To prevent the disease from spreading, there are several measures that have to promptly be applied. Contact-tracing, setting up medical facilities for isolation, raising awareness, and community engagement. Ebola specialists say that community engagement is key in controlling the outbreak. If the citizens become nervous and distrustful it is most likely to make things less effective.
The WHO supports the training of healthcare workers to respond to the epidemic. It provides additional surveillance, personal protective equipment, helps with infection prevention, and controls health facilities and other key locations.
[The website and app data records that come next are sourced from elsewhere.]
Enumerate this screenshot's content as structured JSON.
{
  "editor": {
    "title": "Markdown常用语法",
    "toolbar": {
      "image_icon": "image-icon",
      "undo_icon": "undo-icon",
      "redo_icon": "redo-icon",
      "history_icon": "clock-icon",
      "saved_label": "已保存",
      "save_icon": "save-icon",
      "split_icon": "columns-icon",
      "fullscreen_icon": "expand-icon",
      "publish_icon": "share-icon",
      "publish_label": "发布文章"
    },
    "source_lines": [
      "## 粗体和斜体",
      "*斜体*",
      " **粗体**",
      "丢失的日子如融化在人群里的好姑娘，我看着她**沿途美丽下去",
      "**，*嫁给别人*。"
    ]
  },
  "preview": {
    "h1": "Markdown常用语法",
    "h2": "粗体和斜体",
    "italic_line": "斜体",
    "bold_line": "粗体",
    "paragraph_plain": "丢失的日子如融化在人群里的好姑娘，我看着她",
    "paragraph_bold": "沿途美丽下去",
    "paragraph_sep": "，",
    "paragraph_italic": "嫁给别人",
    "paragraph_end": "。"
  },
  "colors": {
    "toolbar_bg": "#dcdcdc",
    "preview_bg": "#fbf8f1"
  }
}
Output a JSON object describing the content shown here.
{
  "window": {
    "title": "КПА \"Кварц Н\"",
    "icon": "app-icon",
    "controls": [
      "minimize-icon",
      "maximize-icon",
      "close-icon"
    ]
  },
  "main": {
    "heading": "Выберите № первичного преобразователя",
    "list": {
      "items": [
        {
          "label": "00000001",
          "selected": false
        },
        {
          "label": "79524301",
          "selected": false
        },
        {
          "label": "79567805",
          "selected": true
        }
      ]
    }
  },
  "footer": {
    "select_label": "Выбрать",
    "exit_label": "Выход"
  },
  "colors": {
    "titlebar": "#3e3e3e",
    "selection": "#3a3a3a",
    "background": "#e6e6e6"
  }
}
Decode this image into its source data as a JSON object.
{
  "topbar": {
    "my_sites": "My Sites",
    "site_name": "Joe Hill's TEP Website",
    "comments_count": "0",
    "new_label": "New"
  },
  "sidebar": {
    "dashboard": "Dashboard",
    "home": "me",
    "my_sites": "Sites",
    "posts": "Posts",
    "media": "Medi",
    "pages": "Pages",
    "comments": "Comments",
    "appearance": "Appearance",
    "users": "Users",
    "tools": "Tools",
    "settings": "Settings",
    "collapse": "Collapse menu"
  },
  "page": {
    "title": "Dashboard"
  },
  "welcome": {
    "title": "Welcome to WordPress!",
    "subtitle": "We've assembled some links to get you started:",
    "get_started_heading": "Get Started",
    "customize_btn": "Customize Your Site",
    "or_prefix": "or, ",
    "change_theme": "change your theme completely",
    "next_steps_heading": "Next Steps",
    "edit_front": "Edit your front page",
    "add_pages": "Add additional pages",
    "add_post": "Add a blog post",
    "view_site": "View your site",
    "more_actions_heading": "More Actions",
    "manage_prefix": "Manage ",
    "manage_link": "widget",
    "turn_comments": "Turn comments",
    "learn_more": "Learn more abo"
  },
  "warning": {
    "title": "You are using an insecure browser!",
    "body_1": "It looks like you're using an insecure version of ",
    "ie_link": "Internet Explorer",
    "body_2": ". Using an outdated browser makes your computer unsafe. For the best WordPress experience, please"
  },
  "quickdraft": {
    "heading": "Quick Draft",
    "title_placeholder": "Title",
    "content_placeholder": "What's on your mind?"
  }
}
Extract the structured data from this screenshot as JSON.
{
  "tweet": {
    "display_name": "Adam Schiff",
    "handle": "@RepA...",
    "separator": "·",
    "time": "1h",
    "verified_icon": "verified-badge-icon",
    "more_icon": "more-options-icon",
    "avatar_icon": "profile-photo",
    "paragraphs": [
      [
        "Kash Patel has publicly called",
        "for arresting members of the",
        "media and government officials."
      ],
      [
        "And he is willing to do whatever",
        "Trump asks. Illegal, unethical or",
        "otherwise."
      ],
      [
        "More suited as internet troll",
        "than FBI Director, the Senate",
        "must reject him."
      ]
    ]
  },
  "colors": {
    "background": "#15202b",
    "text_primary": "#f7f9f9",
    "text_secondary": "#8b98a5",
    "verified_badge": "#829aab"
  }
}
The WHO also distributed US$ 1.25 million and the UN further donated US$ 15 million to the Ebola control measures in Guinea and its neighboring countries.
By February 23rd, only one week after the epidemic had started, the vaccination of people in high-risk areas and health care workers was underway, proving the outstanding efficacy of well-prepared disease control. Authorities have been applying the WHO-advised ring vaccination strategy which means that every confirmed contact of an Ebola patient gets vaccinated.
The rapid response and vaccination rollout are due to the experience Guinea had gotten during the previous outbreaks, including the ones in Congo where 50 Guinean healthcare workers were deployed to help. “The speed with which Guinea has managed to start up vaccination efforts is remarkable and is largely thanks to the enormous contribution its experts have made to the recent Ebola outbreaks in the DRC,” said Dr. Matshidiso Moeti, WHO Regional Director for Africa. “Africans supporting fellow Africans to respond to one of the most dangerous diseases on the planet is a testament to the emergency response capacity we have built over the years on the continent.”
For the time being it seems that the WHO, international agencies, and the local authorities can keep the Ebola outbreak under control. ECDC experts say that there is a low likelihood for the virus to spread to the European continent especially with the Covid-19 pandemic safety measures and the travel bans that help with the prevention and control of this epidemic.